When I’m doing something it’s practically impossible for me not to compare before and after having two eyes. I can’t do a run without being reminded I have one eye now instead of two, no matter whether it’s on the road or the trail. Curb coming up. Am I going to be able to judge when it’s time to step over it? Will I step high enough? Riding horses is the same way. Cowboy action shooting. Bird watching. Sewing, doing surgeries I don’t do all the time, running downhill, running in the dark, driving, painting, playing ball with my daughter. All these things are less fun with one eye than two. But road biking? Prior to last month I had never even BEEN on a road bike. The position is so different from the biking I did for commuting, or being on a mountain bike that my brain doesn’t even make the correlation between that biking and this biking. IT’S GREAT.
I’m still getting used to the mechanics of the bike and how it responds under me, getting my bum adjusted to being in the saddle again, and figuring out how to hydrate and fuel while pedaling. Right now my bike “training” consists of going out from my front door and careening around the roads for 1-2 hours like a crazy person. I’m having a helluva lot of fun and it comes without being constantly reminded of what I have lost.
Nailed it Failed it
- Executing a planned route
- Managed to eat and drink on my bike while moving and not fall off
- Ummm…my shoe laces stayed tied?
- Way hungrier when I got off the bike than I realized, with no snacks on the run
- When I was doing my walk/run intervals and struggling with how “slow” it felt, I wondered whether my sense of pacing was off and I was actually going way faster than I thought (which is why the exertion felt so hard). Yep. When I checked my times afterwards that 10k was way faster than I thought it would be. My running pacing after getting off the bike will improve with practice, but in the meantime I probably need to do some walk-run intervals during my runs right after getting off the bike to try to recalibrate my pacing and make sure I’m not running too fast as I run longer triathlon distances.
- GPS not reliable enough to get official credit. Yeah, i could spend some money and upgrade the GPS I’m running with. But. I know the more tech I add to my sports, the more OCD I get and eventually I burn out and have less fun. So for now I’ll live with the risk that these virtual races will not be anything more than just personal accomplishments.

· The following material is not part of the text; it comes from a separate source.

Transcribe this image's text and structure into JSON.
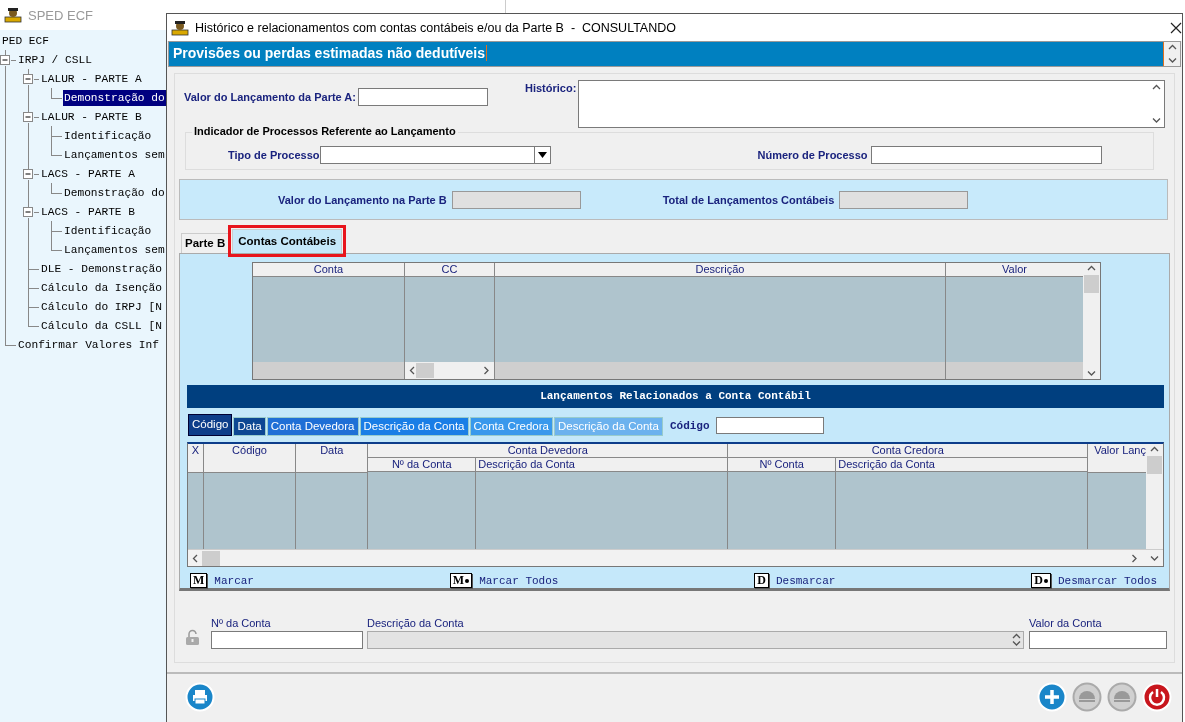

Next up? Next weekend the Ironman site is holding the third race in their virtual race series – a sprint distance. If I thought that a two mile effort was a difficult way to start my morning, what about a 1 mile sprint?